HIV No Independent Risk Factor for Severe Heart Disease

HIV patients are not facing more
cardiac problems than others
© Hemera

Researchers at the Emory University Health Sciences Center studied patients who underwent cardiac catheterisation due to acute coronary syndrome or an abnormal cardiac stress test at Grady Memorial Hospital in Atlanta.

The patients were evaluated for HIV infection, common cardiac risk factors, highly active anti-retroviral therapy (HAART) and findings on coronary angiography.

"We then used multivariate analyses to determine the relationship between HIV status and angiographically severe CAD in 525 patients," explains Emory Heart Center cardiologist and research team member Srikanth Sola, MD. "We found that five percent were HIV positive and 21 percent were admitted with a heart attack. But only 1.4 percent of the heart attack group was HIV positive."

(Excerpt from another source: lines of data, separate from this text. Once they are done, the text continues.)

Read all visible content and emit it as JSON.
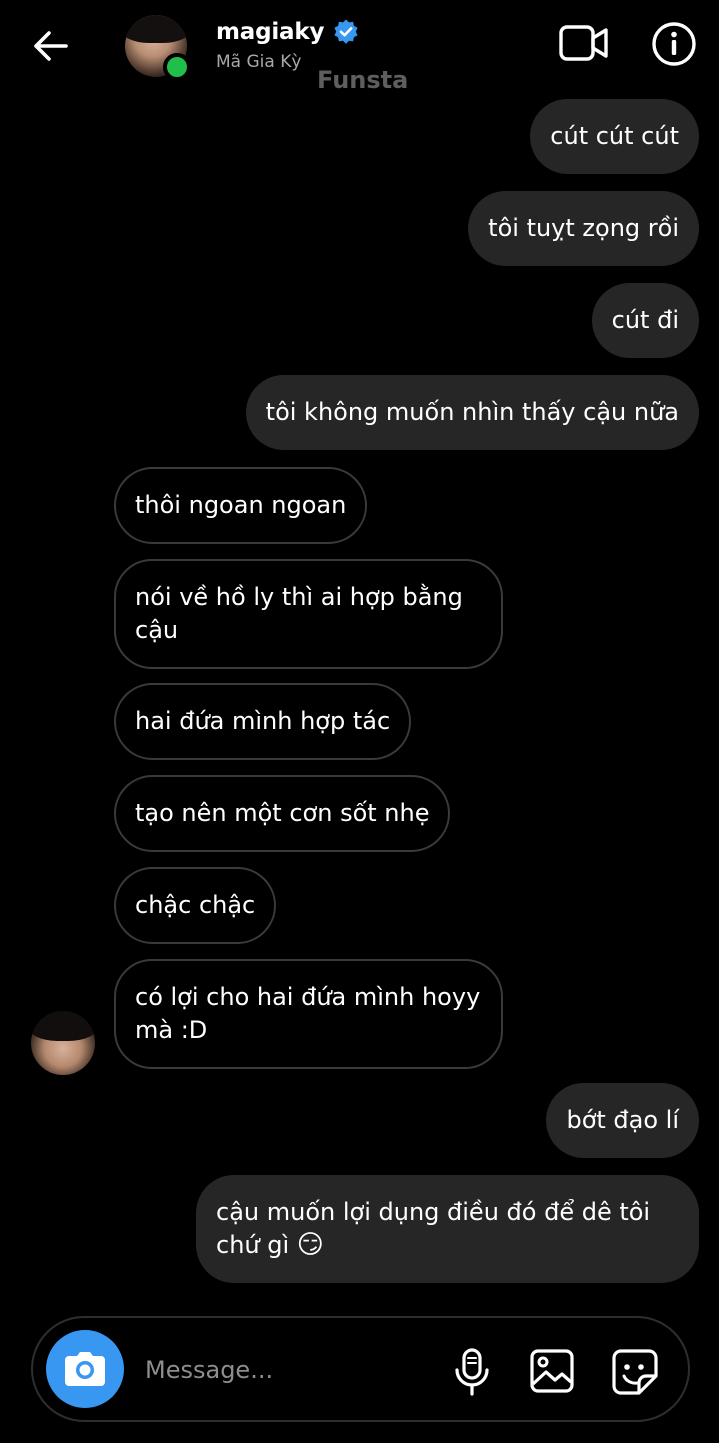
{
  "header": {
    "username": "magiaky",
    "real_name": "Mã Gia Kỳ",
    "watermark": "Funsta"
  },
  "messages": [
    {
      "side": "out",
      "text": "cút cút cút"
    },
    {
      "side": "out",
      "text": "tôi tuỵt zọng rồi"
    },
    {
      "side": "out",
      "text": "cút đi"
    },
    {
      "side": "out",
      "text": "tôi không muốn nhìn thấy cậu nữa"
    },
    {
      "side": "in",
      "text": "thôi ngoan ngoan"
    },
    {
      "side": "in",
      "text": "nói về hồ ly thì ai hợp bằng cậu"
    },
    {
      "side": "in",
      "text": "hai đứa mình hợp tác"
    },
    {
      "side": "in",
      "text": "tạo nên một cơn sốt nhẹ"
    },
    {
      "side": "in",
      "text": "chậc chậc"
    },
    {
      "side": "in",
      "text": "có lợi cho hai đứa mình hoyy mà :D"
    },
    {
      "side": "out",
      "text": "bớt đạo lí"
    },
    {
      "side": "out",
      "text": "cậu muốn lợi dụng điều đó để dê tôi chứ gì",
      "emoji": "😏"
    }
  ],
  "composer": {
    "placeholder": "Message..."
  },
  "icons": {
    "back": "arrow-left-icon",
    "verified": "verified-badge-icon",
    "video": "video-call-icon",
    "info": "info-icon",
    "camera": "camera-icon",
    "mic": "microphone-icon",
    "gallery": "image-gallery-icon",
    "sticker": "sticker-icon"
  },
  "colors": {
    "background": "#000000",
    "outgoing_bubble": "#262626",
    "incoming_border": "#3a3a3a",
    "accent_blue": "#3897f0",
    "online_green": "#1fbf4a"
  }
}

Cardiac catheterisation revealed that 213 patients (45%) had severe CAD stenosis and 14 patients of these patients were HIV positive. "At first, it appeared that HIV status was significantly associated with angiographically severe heart disease. However, after we adjusted for age, gender, hypertension, diabetes, high cholesterol levels and tobacco use, HIV status was no longer associated with severe CAD," says Dr. Sola. "In fact, there was no significant relationship between angiographically significant CAD and HAART, CD4 count, or HIV viral load."

The Emory researchers concluded that, although HIV infection is common in an urban population referred for cardiac catheterisation, it was not a significant risk factor for severe CAD.

"This suggests that factors other than HIV play a significant role in the development of severe CAD in patients who are HIV positive. Lifestyle and traditional cardiac risk factors like hypertension, hyperlipidemia or tobacco appear to play a larger role than HIV in the development of CAD," Dr. Sola states. He adds that the researchers were surprised by their findings.

MEDICA.de; Source: Emory University Health Sciences Center